A nickel-plated iron surface is marked with this crayon and moistened.
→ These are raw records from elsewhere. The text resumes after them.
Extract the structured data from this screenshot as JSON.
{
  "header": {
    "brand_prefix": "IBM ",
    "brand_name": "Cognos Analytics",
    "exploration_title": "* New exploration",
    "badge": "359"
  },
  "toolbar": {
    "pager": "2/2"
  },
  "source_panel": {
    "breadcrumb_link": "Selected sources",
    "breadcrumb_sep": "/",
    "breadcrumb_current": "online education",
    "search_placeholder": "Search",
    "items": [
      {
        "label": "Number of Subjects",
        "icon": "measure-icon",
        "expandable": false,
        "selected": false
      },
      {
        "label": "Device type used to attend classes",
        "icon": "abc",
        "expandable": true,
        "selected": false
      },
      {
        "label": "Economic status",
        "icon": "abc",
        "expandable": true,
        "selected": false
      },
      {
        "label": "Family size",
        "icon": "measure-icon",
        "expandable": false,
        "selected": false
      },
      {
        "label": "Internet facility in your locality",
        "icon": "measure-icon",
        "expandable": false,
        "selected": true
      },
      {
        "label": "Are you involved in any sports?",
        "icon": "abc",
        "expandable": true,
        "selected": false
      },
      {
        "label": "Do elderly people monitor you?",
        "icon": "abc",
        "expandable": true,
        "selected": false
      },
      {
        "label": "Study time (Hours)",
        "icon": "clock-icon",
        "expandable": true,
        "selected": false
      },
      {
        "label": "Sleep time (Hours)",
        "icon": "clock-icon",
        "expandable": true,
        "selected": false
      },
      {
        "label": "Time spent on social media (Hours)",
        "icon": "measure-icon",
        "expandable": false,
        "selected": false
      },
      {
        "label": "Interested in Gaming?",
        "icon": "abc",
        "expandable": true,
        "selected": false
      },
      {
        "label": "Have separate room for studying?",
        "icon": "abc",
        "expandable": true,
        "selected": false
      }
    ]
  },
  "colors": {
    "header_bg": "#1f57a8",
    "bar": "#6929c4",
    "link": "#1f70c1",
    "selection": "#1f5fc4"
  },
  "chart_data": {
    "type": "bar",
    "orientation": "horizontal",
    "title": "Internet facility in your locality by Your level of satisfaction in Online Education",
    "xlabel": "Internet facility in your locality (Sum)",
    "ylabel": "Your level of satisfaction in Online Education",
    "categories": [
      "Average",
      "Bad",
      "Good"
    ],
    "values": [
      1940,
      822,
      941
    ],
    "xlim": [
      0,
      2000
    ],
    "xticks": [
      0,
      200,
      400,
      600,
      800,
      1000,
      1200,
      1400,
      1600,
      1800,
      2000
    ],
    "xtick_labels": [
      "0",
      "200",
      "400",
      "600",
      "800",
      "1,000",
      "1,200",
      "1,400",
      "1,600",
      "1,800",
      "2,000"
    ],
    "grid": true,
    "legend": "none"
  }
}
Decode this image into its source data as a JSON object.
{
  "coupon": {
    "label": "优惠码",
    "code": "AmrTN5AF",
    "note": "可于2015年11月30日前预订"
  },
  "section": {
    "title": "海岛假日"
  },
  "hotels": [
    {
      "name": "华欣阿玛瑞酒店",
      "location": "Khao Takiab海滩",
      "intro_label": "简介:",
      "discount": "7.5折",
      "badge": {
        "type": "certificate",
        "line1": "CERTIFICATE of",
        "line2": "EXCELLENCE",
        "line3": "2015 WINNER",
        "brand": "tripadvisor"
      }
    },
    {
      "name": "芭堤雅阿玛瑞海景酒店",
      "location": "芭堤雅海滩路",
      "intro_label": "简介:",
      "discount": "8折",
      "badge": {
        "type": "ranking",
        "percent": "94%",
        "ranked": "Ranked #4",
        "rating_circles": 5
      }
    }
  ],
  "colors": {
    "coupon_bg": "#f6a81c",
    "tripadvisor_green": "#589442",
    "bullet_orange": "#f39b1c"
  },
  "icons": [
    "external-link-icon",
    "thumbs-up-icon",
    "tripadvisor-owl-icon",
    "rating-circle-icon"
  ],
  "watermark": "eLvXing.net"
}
The yellow mark turns blue at any spot not covered by the nickel, indicating minute pores in the plating.
The scope of this invention includes all of the specific descriptions hereinabove stated, including obvious modifications thereof, and as set forth in the following claims:
1. A marking instrument for detecting the presence of a chemical at a surface by dispensing upon said surface a mark containing a composition consisting essentially of (1) from about 0.05% to about 20% by weight of at least one reagent capable of undergoing a colorimetric change by reaction with said chemical to be detected when said chemical, previously external to the composition of said mark, comes in contact therewith and (2) as the major component of said composition an inert carrier selected from the group consisting of a polyethylene glycol, a polypropylene glycol, methoxy derivatives thereof and solid esters thereof with carboxylic acids having from 12 to 30 carbon atoms and solid esters of carboxylic acids having from 12 to 30 carbon atoms and monohydric alcohols and polyhydric alcohols having from 6 to 30 carbon atoms, said inert carrier admixed with said reagent, said admixture capable of marking said surface.
2. The instrument of claim 1 wherein the reagent is phenolphthalein.
3. The instrument of claim 1 wherein the reagent is sulphonphthalein.
4. The instrument of claim 1 wherein the reagent is an azo dye.
5. The instrument of claim 1 wherein the reagent is bipyridine.
6. The instrument of claim 1 wherein the eagent is selected from the group consisting of thymol blue, from thymol blue, methyl red, and mixtures thereof.
7. The instrument of claim 1 wherein the said reagent is selected from the group consisting of a phthalein derivative, a sulphonphthalein derivative, an azo dye, an azine dye, a nitroso compound, a heterocyclic nitrogen compound, an aromatic sulfinic acid dye, an anthroquinone dye, a rosaniline dye and a malachite green dye.
8. The instrument of claim 1 wherein the said reagent is a metal salt selected from the group consisting of an alkali metal iodide, chromate, thiocyanate, ferricyanide,
and ferrocyanide salt, and ferric chloride, ferric hexathiocyanatoferriate, and ferrous hydroxide.
9. The instrument of claim 1 wherein the reagent concentration in the composition is from about 0.1% to about by weight and the remainder is a carrier selected from the group consisting of polyethylene glycol having a molecular weight of from about 800 to about 6000 and solid esters thereof with a carboxylic acid having from 12 to 30 carbon atoms.
10. The instrument of claim 1 wherein the reagent concentration in the composition is from about 0.05% to about 20% by weight and the remainder is selected from the group consisting of a polyethylene glycol having a molecular weight of from about 800 to about 6000 and solid esters of said polyethylene glycol and monohydric alcohols and polyhydric alcohols having from 6 to 30 carbon atoms with carboxylic acids having from 12 to 30 carbon atoms.
References Cited UNITED STATES PATENTS 2,809,116 10/ 1957 Laskowski 23-253 2,929,791 3/ 1960 Pfeil 23-230 X 2,229,155 1/ 1941 Wenker 23-253 3,287,156 11/1966 Grifl'ith 23-253 3,386,807 6/1968 Edenbaum 23-253 3,627,546 12/1971 Coppeta 106-31 2,623,827 12/1952 Moos 106-23 3,311,479 3/1967 Alburger 106-19 3,557,015 1/1971 Alburger 106-19 OTHER REFERENCES Atlas, Surface Active Agents, 1948, Table 1.
MORRIS O. WOLK, Primary Examiner E. A. KATZ, Assistant Examiner US. Cl. X.R.